▶ Exercise goal
Lines from the listing that hold the string "church" are what you should return.

▶ Records provided

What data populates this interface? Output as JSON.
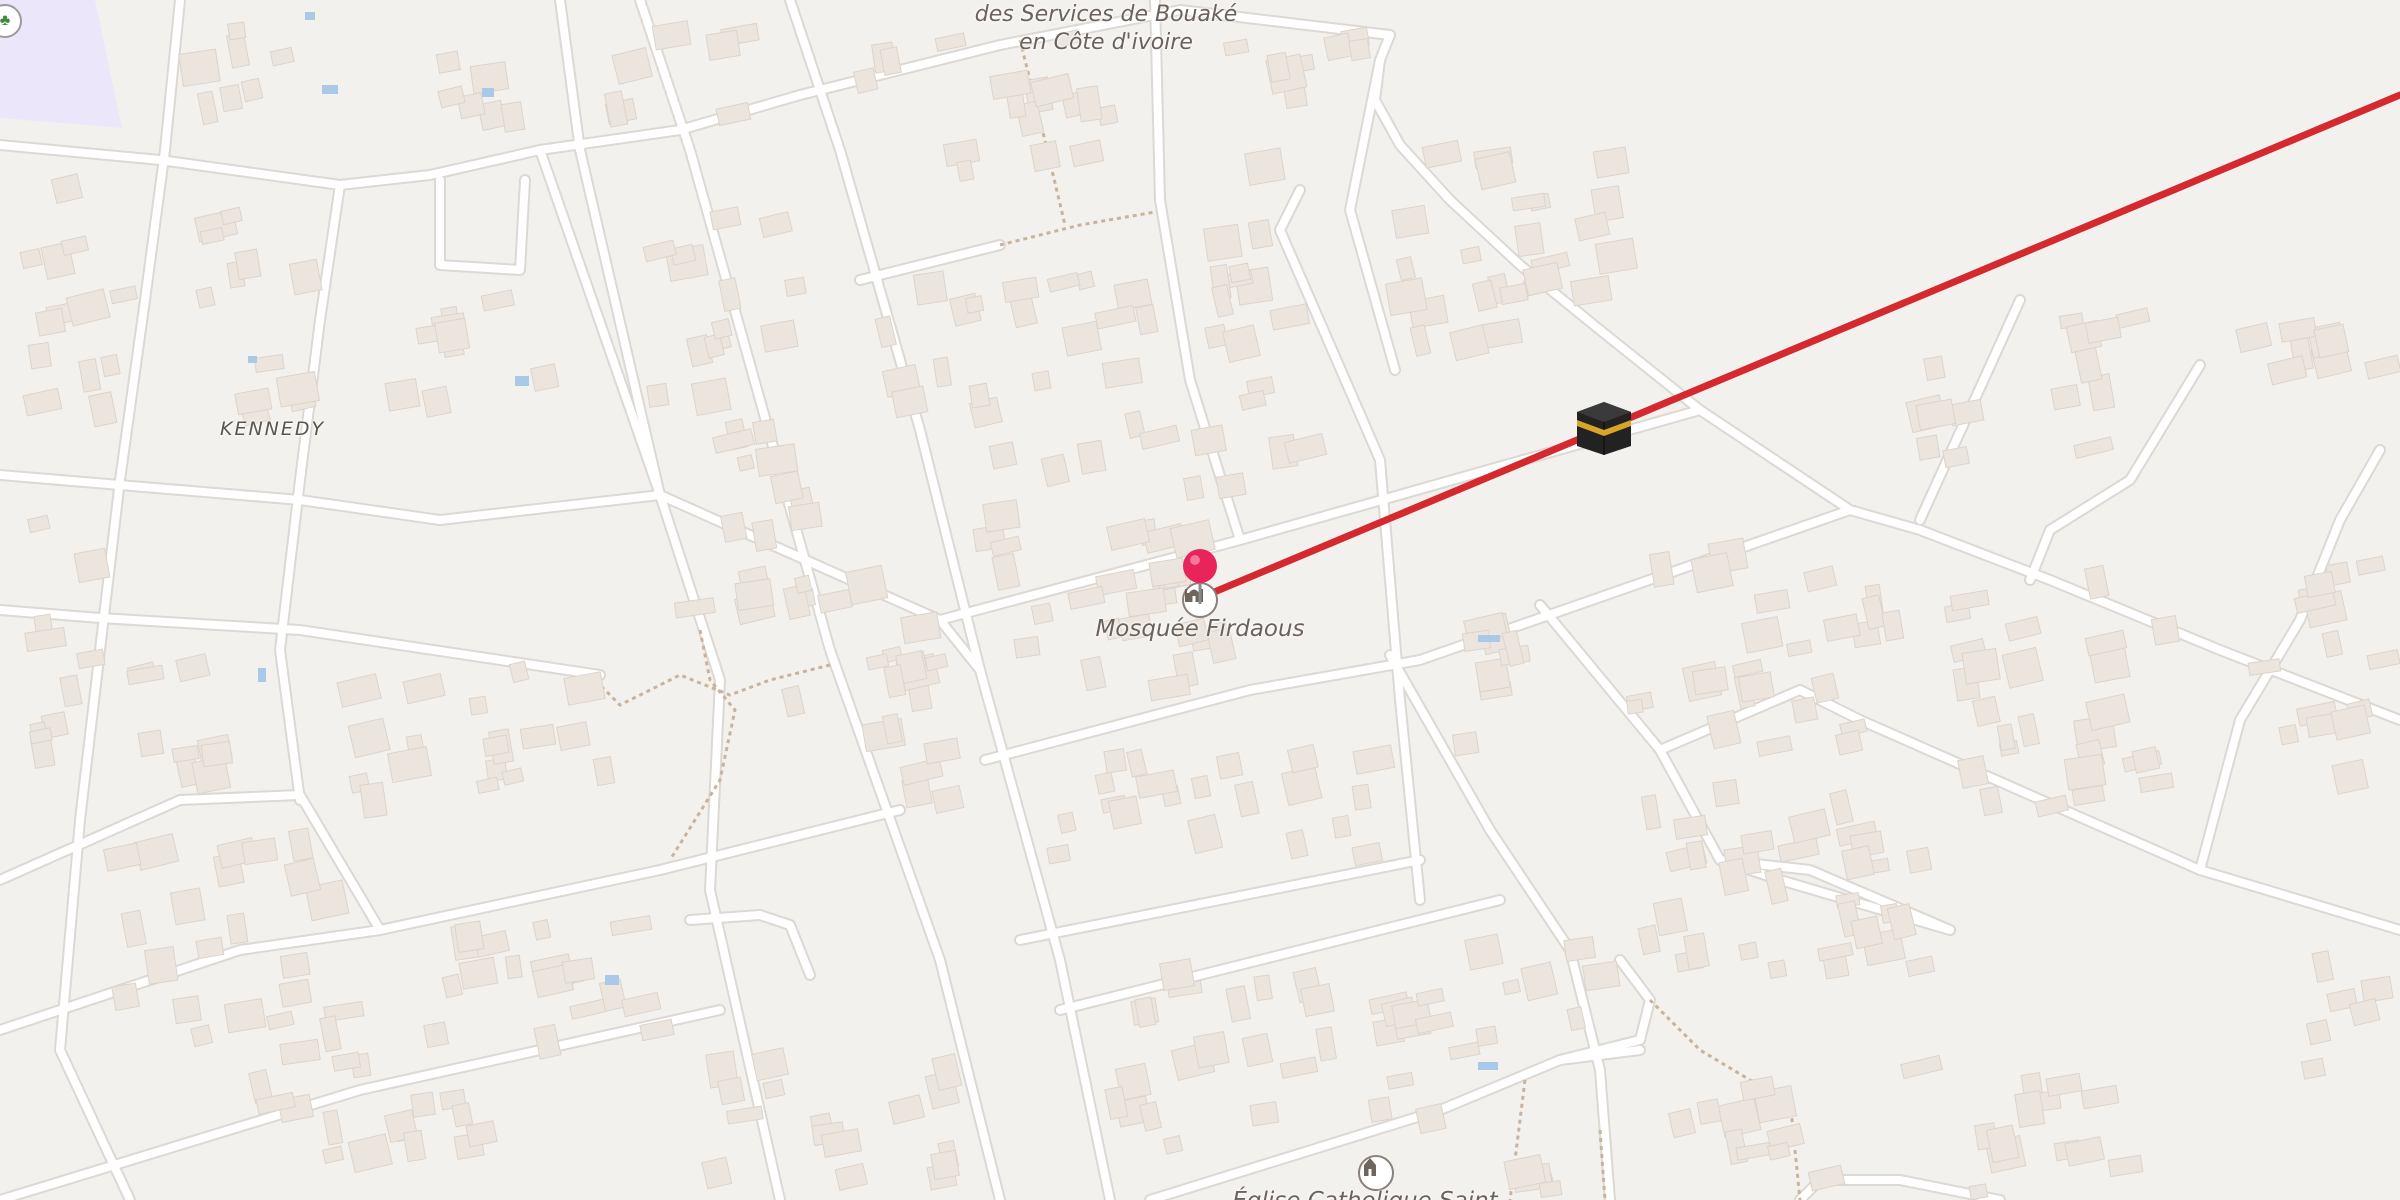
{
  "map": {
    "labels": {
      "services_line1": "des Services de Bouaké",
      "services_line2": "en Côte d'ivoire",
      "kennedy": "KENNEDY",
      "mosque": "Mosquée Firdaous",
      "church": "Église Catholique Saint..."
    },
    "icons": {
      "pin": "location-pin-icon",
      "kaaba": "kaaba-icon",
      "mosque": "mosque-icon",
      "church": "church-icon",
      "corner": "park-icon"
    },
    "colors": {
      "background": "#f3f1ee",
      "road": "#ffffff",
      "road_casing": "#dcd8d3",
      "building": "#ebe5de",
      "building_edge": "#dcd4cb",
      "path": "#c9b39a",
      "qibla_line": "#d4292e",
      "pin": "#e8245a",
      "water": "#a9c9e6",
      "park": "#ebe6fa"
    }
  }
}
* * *
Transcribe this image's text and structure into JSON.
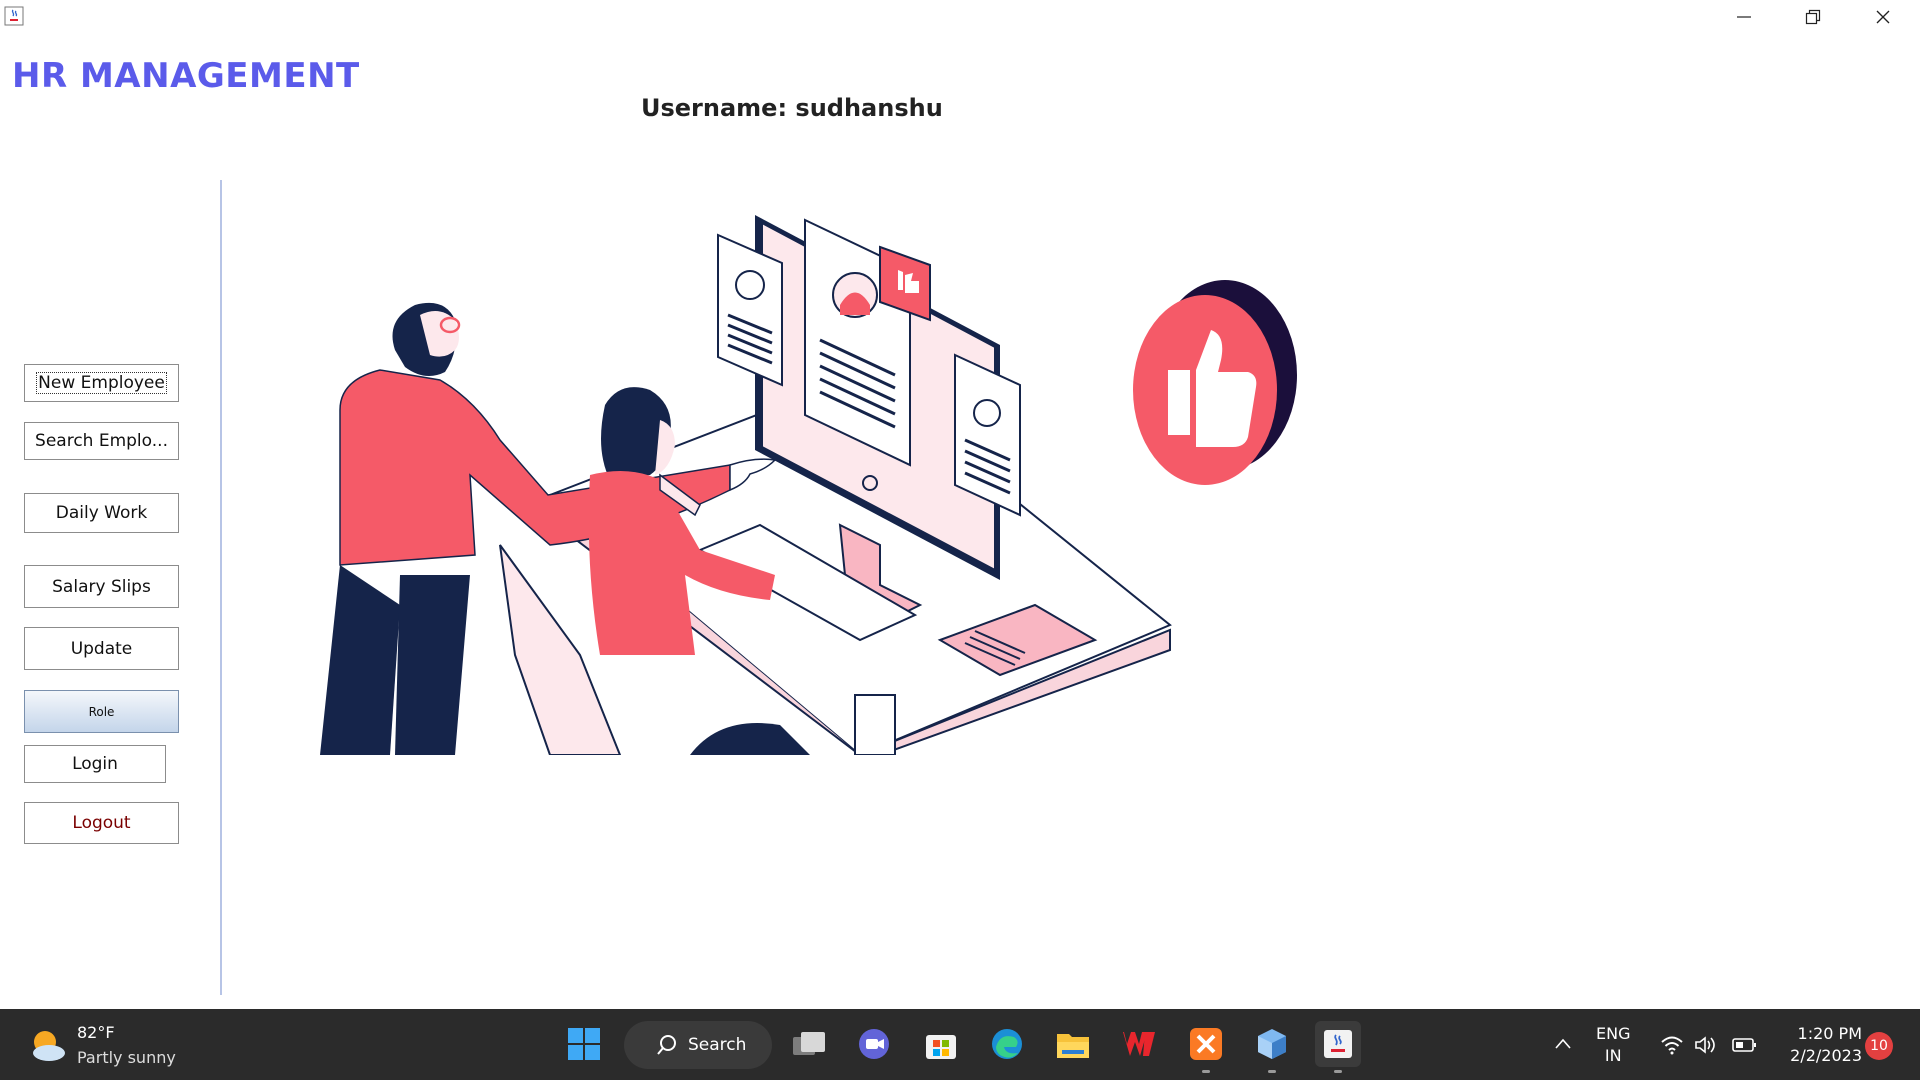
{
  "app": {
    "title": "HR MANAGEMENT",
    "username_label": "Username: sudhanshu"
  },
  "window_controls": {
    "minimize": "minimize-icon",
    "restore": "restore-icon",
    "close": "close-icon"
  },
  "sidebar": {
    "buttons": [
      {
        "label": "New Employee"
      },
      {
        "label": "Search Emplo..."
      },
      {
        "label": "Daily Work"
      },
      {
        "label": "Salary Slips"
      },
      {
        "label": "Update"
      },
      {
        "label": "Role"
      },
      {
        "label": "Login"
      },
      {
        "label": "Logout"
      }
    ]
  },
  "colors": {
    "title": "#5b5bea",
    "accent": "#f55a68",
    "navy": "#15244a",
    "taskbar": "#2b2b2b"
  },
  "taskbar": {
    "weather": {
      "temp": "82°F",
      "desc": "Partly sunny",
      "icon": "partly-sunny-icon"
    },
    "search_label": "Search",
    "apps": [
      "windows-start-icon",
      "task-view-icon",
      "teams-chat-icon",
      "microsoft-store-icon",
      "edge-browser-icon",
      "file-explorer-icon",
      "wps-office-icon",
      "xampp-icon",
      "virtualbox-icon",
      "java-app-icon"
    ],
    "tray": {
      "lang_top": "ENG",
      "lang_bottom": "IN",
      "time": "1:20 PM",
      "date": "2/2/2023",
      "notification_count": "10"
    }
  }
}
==
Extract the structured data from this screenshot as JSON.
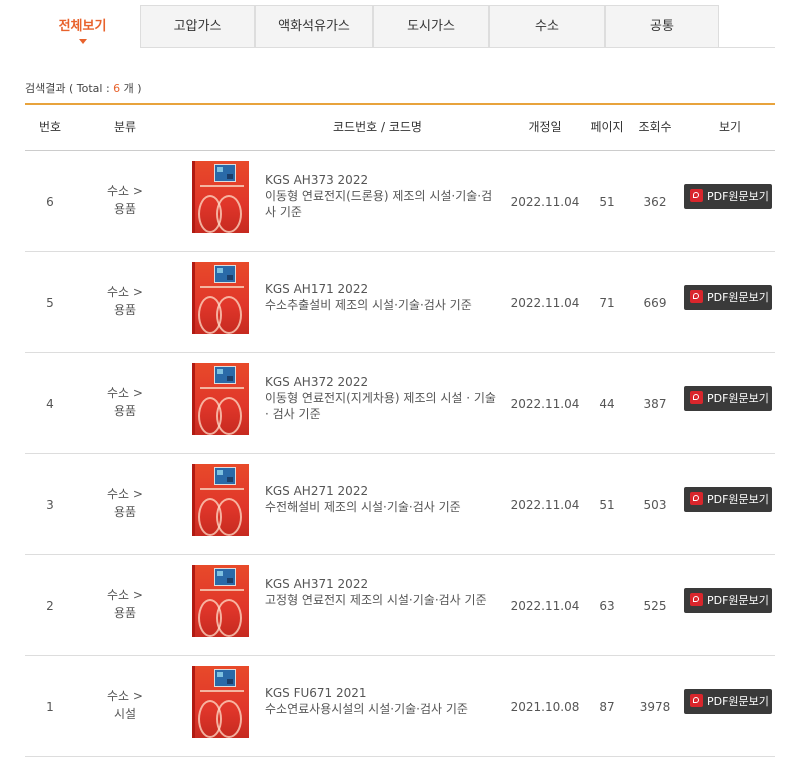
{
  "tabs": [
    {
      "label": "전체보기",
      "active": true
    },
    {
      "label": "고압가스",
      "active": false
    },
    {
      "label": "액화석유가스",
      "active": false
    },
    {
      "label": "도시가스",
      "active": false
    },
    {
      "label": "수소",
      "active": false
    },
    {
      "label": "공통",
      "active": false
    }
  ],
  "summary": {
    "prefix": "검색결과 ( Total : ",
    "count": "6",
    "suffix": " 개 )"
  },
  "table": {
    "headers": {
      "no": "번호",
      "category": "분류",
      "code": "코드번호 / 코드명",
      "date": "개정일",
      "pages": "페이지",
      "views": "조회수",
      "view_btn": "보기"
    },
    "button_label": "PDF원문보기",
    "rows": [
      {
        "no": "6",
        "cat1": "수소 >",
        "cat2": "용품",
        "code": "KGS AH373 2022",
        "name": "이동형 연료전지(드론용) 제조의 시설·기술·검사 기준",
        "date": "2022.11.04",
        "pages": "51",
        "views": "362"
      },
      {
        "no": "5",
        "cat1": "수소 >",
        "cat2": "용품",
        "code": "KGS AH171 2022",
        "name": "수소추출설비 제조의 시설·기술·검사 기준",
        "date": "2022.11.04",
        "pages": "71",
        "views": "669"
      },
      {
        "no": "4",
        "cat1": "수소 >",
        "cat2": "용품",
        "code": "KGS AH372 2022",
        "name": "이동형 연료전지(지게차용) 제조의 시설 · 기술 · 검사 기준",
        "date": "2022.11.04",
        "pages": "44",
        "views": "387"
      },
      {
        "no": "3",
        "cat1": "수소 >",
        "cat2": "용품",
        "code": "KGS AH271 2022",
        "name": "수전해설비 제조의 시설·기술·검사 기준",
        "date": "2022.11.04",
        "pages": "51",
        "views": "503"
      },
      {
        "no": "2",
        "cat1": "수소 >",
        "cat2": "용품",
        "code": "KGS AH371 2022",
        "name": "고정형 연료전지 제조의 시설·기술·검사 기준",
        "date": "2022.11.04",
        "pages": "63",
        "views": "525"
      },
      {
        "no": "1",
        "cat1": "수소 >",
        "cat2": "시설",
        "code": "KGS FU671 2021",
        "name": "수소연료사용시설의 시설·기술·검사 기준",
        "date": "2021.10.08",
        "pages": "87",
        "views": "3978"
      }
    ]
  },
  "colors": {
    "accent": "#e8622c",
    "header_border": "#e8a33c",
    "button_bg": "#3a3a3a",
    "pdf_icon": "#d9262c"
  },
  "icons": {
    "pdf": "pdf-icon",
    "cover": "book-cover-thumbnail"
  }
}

▶ Task answer
      "church": "Église Catholique Saint..."
      "church": "church-icon",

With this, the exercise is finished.